= Task brief =
In the entries that follow, how many lines hold "foreach"? Nothing but the number is expected.

= Task inputs =
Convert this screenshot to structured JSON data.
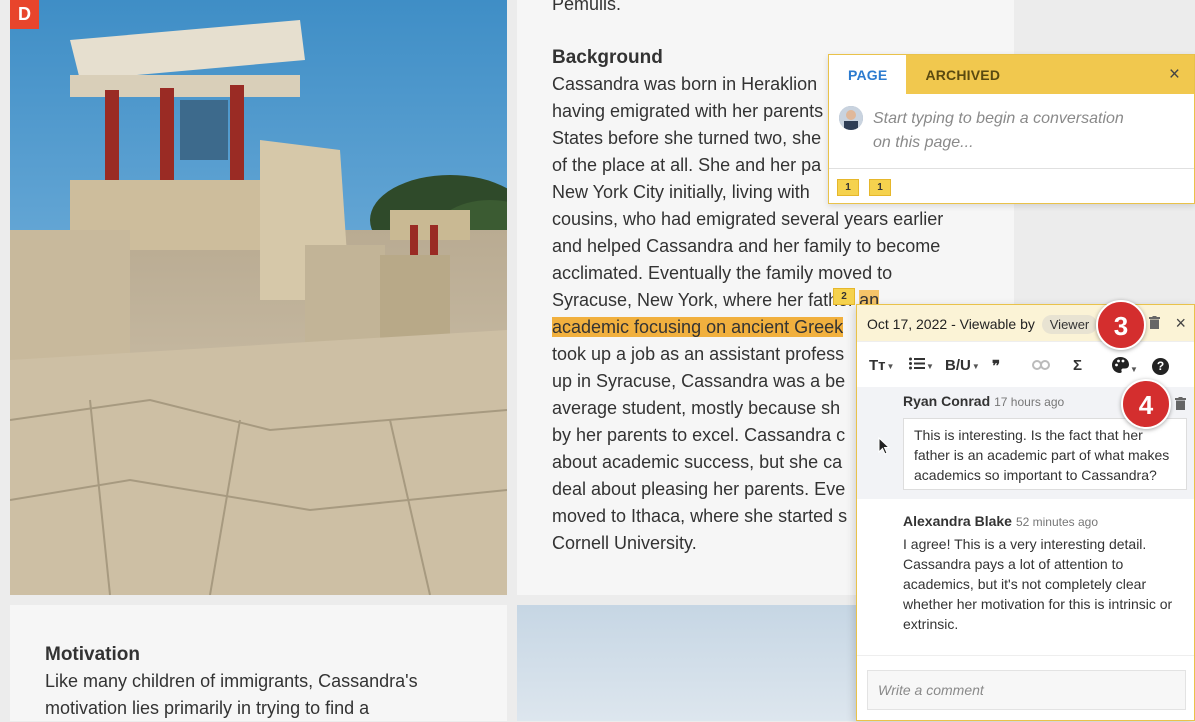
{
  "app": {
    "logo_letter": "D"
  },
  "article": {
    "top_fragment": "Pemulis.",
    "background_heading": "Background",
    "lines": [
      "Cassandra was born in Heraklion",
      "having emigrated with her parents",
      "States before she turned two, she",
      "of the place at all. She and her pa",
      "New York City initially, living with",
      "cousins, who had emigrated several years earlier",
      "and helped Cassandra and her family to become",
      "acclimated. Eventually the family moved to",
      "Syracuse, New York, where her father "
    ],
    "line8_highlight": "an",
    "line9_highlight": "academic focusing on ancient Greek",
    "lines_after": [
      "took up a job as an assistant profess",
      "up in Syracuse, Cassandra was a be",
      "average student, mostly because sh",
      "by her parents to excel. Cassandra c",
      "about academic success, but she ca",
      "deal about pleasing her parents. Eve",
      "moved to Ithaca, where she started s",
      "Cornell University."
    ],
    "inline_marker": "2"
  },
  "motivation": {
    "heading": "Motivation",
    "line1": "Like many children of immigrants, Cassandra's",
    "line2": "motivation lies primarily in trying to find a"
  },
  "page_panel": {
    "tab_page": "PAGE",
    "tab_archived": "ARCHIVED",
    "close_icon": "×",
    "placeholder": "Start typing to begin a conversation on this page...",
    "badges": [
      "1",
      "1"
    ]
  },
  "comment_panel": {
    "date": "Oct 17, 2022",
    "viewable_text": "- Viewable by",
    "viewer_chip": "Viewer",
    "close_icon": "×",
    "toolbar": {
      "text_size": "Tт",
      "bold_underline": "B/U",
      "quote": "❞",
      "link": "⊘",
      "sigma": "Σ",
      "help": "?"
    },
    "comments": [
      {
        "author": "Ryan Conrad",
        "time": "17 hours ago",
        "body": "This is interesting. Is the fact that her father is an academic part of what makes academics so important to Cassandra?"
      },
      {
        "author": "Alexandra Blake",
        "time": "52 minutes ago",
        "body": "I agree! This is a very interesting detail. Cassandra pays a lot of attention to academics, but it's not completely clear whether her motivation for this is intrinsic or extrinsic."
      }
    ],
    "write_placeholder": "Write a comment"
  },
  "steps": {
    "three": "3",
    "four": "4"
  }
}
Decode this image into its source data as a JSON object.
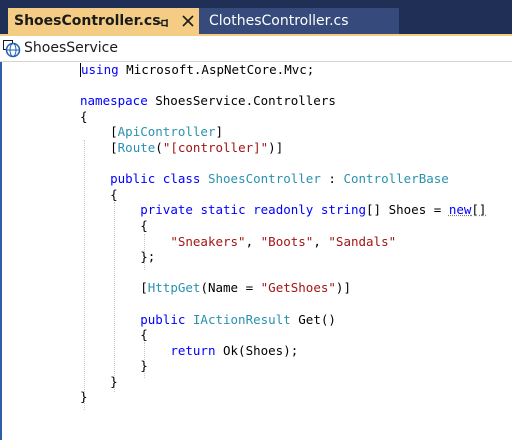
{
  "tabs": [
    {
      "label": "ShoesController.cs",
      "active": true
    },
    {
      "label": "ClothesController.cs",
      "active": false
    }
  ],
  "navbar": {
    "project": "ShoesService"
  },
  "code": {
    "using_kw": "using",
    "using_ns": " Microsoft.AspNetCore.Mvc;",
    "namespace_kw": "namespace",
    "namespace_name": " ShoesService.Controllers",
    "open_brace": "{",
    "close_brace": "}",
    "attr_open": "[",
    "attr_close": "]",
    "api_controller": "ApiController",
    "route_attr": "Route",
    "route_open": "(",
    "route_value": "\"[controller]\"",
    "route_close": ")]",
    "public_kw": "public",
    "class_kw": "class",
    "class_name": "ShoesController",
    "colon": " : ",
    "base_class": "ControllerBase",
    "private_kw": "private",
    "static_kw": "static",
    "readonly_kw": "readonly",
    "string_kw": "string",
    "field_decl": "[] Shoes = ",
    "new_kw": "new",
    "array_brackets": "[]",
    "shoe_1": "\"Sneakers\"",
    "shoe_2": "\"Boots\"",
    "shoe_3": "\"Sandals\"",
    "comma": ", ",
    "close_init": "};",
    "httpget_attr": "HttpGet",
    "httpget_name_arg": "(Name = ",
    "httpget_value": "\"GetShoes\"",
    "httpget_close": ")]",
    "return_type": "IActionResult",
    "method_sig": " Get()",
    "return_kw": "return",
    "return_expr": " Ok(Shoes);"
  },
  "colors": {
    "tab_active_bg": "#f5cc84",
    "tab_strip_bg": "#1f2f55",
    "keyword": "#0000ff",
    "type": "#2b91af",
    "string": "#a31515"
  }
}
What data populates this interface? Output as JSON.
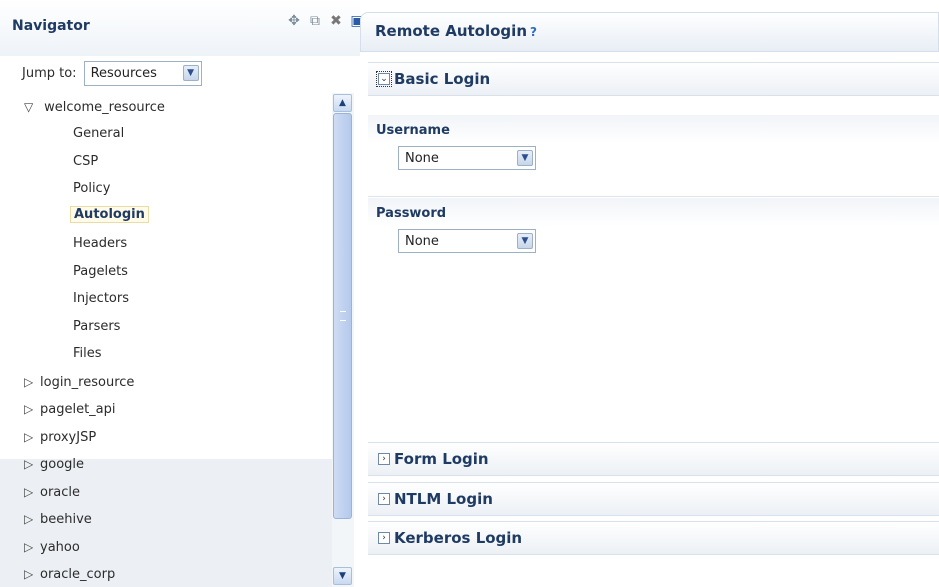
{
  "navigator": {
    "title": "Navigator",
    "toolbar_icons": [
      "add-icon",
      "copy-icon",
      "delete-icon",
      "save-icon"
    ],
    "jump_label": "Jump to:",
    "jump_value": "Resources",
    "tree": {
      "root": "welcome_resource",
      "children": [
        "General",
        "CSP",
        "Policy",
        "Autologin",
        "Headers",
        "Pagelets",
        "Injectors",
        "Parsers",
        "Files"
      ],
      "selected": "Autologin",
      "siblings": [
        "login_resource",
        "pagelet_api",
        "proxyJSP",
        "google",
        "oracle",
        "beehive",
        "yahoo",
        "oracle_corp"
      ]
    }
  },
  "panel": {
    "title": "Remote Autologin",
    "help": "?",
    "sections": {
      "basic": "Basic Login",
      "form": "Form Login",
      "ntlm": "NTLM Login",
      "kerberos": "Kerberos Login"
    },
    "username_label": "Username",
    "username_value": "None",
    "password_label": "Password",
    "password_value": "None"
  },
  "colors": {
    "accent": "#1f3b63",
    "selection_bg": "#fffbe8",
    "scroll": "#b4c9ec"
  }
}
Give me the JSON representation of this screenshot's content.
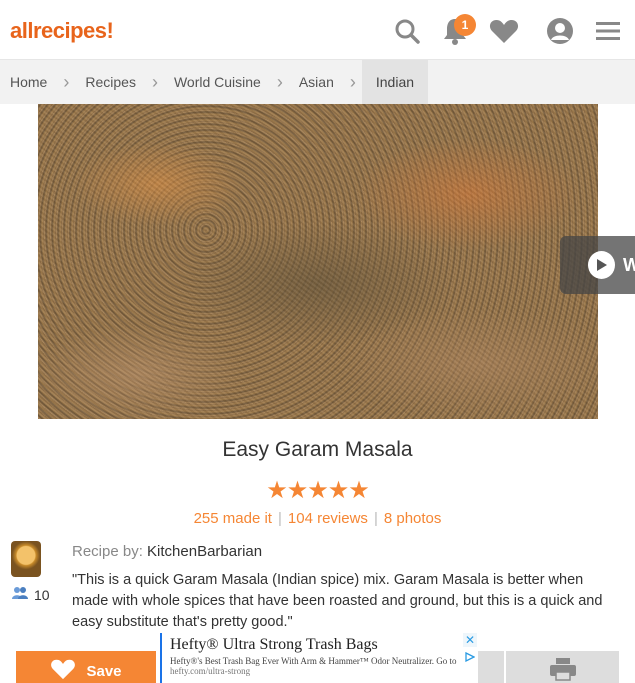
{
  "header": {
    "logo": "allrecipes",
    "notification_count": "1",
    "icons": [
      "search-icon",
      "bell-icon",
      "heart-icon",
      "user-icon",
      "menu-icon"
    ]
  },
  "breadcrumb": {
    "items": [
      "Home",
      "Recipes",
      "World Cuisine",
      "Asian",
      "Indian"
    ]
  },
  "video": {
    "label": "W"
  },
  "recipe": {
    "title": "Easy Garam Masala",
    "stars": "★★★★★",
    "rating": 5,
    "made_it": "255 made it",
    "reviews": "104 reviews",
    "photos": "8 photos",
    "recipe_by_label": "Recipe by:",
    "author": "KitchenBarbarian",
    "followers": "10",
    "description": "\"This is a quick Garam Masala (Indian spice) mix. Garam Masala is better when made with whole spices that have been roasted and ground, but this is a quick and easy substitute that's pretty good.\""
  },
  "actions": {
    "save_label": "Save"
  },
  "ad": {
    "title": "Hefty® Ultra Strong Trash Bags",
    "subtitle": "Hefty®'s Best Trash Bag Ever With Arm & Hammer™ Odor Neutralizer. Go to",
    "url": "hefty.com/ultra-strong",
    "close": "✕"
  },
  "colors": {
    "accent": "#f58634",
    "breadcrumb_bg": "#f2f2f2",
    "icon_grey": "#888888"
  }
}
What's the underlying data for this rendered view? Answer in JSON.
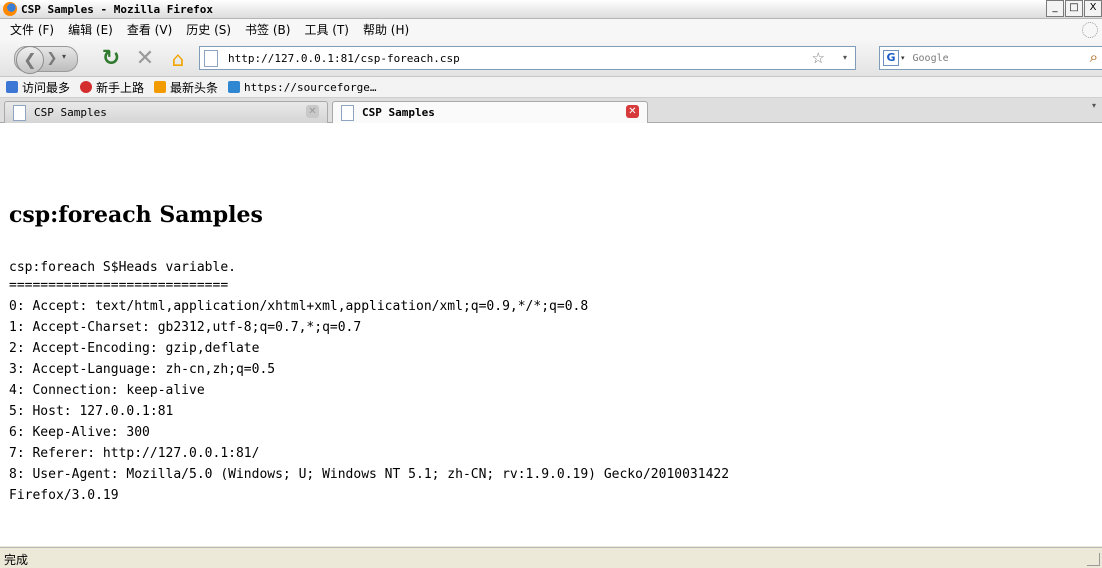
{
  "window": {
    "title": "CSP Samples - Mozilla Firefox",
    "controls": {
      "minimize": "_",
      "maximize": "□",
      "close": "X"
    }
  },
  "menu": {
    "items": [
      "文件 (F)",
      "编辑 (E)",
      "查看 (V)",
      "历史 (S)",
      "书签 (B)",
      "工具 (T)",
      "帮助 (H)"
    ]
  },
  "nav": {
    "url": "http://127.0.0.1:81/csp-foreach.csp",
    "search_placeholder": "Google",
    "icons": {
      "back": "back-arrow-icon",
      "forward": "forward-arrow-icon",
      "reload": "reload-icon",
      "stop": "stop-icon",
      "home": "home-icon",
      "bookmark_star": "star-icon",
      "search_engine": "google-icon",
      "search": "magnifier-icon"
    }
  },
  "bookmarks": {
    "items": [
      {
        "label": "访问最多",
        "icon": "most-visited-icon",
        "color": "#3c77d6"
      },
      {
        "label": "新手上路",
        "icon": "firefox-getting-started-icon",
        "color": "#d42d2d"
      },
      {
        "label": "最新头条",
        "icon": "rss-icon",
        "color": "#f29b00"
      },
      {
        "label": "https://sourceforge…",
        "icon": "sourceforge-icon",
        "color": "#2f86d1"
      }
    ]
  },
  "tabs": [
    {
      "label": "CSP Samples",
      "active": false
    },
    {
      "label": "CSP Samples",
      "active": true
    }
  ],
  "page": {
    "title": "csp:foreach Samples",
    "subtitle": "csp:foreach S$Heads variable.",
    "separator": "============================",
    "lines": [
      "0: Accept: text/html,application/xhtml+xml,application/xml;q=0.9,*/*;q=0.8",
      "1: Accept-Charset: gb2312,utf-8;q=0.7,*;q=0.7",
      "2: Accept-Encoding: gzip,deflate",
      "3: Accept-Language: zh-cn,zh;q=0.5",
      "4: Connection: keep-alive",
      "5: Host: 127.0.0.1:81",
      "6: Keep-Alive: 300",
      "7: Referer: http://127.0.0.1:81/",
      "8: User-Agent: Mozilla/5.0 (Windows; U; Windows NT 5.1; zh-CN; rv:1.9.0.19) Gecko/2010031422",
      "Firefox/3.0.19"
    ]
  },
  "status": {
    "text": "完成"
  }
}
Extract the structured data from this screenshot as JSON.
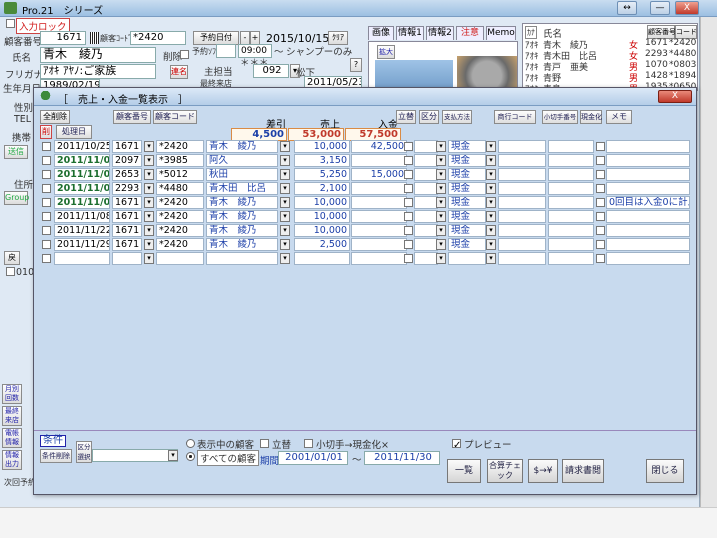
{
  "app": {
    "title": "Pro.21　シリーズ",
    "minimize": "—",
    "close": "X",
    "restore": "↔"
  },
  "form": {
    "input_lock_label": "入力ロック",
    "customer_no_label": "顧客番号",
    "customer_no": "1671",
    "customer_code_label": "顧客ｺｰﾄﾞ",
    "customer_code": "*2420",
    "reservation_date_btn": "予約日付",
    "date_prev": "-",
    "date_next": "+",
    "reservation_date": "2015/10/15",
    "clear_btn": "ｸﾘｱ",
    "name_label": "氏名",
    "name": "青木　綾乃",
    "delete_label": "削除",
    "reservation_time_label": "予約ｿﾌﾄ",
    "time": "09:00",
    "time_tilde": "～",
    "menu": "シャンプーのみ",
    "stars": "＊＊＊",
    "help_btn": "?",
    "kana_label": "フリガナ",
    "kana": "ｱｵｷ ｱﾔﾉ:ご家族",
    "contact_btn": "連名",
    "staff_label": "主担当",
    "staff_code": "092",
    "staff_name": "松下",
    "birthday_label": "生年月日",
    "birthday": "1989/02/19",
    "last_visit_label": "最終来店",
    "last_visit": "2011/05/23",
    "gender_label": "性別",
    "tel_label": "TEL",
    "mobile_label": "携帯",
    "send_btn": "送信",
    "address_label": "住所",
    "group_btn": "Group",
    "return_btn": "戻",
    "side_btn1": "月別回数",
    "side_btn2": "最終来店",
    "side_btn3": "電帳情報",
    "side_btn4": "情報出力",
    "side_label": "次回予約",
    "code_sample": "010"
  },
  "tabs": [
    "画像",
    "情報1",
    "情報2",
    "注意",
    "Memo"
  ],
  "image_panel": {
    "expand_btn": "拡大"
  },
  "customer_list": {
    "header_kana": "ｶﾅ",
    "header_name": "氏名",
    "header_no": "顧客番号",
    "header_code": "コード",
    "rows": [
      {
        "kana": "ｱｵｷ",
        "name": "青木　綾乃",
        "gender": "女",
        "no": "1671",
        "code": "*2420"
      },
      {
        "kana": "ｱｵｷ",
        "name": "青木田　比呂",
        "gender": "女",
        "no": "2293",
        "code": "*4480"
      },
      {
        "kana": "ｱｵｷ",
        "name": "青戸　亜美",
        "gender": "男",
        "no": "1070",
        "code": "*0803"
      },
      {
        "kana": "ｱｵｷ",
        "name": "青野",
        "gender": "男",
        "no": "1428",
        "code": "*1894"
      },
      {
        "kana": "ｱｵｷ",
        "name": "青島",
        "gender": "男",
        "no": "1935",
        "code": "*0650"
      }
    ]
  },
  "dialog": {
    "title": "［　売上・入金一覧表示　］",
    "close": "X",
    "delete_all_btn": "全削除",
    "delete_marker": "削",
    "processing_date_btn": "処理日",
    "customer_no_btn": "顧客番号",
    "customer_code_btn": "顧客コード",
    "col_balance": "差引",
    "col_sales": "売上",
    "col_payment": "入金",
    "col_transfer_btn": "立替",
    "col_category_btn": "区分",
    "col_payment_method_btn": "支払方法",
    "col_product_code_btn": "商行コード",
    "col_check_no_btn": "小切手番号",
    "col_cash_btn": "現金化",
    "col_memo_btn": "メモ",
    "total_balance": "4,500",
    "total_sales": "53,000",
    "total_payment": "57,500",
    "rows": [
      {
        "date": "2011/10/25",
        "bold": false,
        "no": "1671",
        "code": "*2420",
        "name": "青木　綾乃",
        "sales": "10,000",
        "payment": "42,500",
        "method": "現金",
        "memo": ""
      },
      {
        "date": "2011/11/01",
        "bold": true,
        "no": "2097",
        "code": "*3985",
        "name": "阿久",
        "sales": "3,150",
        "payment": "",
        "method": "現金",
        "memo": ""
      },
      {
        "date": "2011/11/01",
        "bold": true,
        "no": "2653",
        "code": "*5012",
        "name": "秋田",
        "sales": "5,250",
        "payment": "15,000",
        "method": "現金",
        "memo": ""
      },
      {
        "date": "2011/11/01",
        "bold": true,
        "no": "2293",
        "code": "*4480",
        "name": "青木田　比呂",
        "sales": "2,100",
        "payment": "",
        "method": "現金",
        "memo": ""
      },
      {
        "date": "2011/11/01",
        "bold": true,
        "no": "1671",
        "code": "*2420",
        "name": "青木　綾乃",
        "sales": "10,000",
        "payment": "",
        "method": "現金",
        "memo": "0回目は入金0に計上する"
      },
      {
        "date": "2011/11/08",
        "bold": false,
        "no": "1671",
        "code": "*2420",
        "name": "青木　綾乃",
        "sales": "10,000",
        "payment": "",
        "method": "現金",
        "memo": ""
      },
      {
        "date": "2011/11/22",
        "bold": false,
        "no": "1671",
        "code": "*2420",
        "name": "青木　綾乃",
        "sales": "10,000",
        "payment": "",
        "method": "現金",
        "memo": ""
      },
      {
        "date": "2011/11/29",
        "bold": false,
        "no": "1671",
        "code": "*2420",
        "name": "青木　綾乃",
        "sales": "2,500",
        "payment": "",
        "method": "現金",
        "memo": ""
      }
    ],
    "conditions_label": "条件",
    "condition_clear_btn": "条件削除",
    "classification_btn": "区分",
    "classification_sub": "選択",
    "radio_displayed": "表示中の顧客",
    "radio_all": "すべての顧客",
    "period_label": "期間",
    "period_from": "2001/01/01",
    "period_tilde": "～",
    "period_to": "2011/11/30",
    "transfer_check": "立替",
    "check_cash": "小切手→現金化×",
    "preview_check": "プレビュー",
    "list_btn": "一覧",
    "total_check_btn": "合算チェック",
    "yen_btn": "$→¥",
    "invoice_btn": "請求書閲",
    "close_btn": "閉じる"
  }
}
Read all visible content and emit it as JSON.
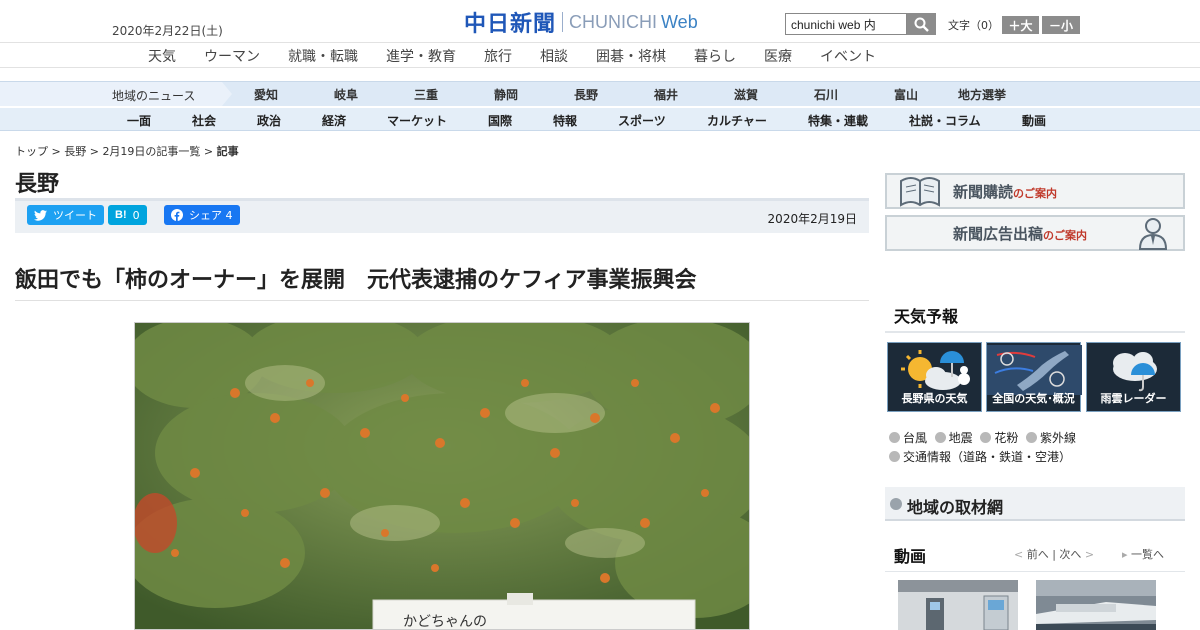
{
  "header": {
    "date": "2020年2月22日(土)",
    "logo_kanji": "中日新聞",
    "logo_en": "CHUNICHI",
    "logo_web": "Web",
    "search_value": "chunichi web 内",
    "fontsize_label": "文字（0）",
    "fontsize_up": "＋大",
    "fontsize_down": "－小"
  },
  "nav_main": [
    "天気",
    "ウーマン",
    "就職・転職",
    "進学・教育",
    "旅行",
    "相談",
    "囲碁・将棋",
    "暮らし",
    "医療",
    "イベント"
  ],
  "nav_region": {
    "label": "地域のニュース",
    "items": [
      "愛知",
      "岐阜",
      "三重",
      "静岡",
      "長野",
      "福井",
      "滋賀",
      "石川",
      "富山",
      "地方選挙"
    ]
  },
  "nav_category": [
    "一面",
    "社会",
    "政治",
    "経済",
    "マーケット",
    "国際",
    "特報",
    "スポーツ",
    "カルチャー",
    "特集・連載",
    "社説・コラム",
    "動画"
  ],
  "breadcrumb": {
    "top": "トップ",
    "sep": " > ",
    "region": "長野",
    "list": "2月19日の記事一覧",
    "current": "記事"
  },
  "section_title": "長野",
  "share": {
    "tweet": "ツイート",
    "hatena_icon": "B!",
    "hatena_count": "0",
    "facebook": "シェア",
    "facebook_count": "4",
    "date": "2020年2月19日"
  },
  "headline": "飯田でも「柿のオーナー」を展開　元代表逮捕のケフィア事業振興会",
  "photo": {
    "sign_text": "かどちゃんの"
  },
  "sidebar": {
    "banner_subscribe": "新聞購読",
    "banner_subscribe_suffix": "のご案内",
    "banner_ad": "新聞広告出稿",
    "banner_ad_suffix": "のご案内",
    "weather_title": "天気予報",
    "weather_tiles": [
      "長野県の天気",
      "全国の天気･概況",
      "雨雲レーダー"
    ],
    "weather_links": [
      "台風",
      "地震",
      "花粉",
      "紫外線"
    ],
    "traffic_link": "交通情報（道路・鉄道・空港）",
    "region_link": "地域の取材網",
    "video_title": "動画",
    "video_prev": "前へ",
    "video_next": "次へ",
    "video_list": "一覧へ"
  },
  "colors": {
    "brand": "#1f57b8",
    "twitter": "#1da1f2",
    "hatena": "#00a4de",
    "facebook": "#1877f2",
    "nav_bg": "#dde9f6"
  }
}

= The completed task =
3